But have we reached a point where society’s concept of retirement requires reconsideration? Has the pendulum swung too far? Can we see a return to people staying in the workforce much longer (to, say, well into their 70s)?
With Minsky’s words ringing in my ears — stability creates instability — have decades of retirement stability now sown the seeds of instability?
- Government welfare is a pyramid scheme — a greater tax base is required to support the apex. If the apex is bigger than the base, the pyramid topples. Over the past century, the age pension pyramid scheme worked reasonably well. Means testing has helped keep the pyramid upright.
- Today’s age pensioners (the boomers’ parents) generally have lower lifestyle expenses (they are, after all, the children of the Great Depression). Therefore, the age pension, plus modest earnings from their investments, enables them to live within their means.
Life expectancies for previous generations were much lower — they did not stay around for too long at the apex.
These conditions enabled the concept of retirement to become an established, and expected, part of our life cycle…birth, education, work, retirement, and death.
Consider this scenario: If tomorrow the government declared the abolition of the age pension for baby boomers and future generations, how many boomers could afford to retire on their existing capital?
‘Very few’ would be my response. This indicates that people are either expecting or feel entitled to have their retirement fully, or partly, funded by those who remain in the workforce. Is it fair for younger generations to carry the burden of this growing cost?
Imagine the outcry if this declaration of abolition was made?
This is what a century of conditioning does — what started out in the late 19th century as a sound business practice for a few (‘retiring off’ aged railway workers for safety reasons) gradually evolved (through the political process) into an entitlement for the masses. What was once a privilege is now considered a right.
So embedded is the entitlement culture that having the temerity to question this right exposes the questioner to wholesale ridicule and scorn.
The standard emotional response is ‘I have paid taxes my entire life.’
That was your legal obligation. Those taxes were spent by the government of the day to provide healthcare, roads, national security, education, etc.
Who said you were entitled to receive those taxes back at some stage?
It’s just been assumed that this was the social contract.
The reality is that not one cent of those taxes was set aside for the provision of future pensions.
Age pensions are funded annually from the cash flow that the government receives via its tax-revenue collection.
Once you logically dispense with the ‘I’ve paid taxes’ response, the next retort is: ‘I am entitled to it.’
‘Because I am.’
Not a great argument.
This entitlement thinking has evolved as a result of decades of conditioning.
Don’t get me wrong; I’m not anti-age pension — senior members of my family receive an age pension. What I’m doing is debunking the emotionally-charged ‘popular thinking’.
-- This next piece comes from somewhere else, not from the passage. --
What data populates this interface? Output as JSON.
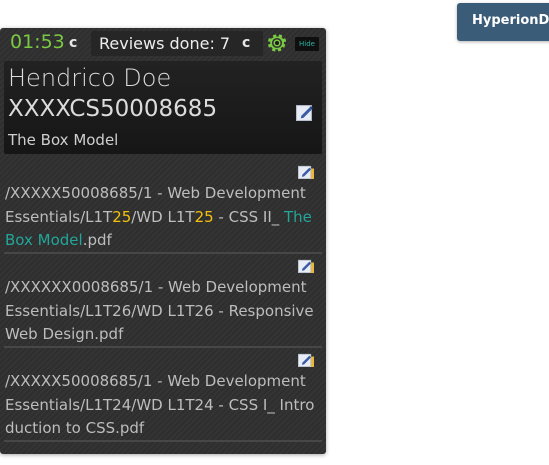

Throughout history, the masses get slaughtered — literally and figuratively — because they do not apply critical thinking to situations.
In truth, a retirement that is partly or fully funded by the age pension is a gift…given to recipients courtesy of the efforts of tomorrow’s taxpayers. Should the taxpayers of tomorrow decide that the gift is becoming too expensive, it would leave government-funded retirements in jeopardy.
While it’s highly unlikely that any government would cease handing out age pensions altogether, a variety of measures will be implemented to restrict the costs from consuming the budget. These measures could include: abolishing indexation, tightening the means test (perhaps to include the family home) and/or raising the eligibility age (again).
Boomer retirees expecting to receive a ‘set and forget’ level of age pension should think again.
The more indentured tomorrow’s taxpayers become, the more at-risk the continuation of the ‘entitlement payments’ their labour is funding becomes as well.
Editor, Markets and Money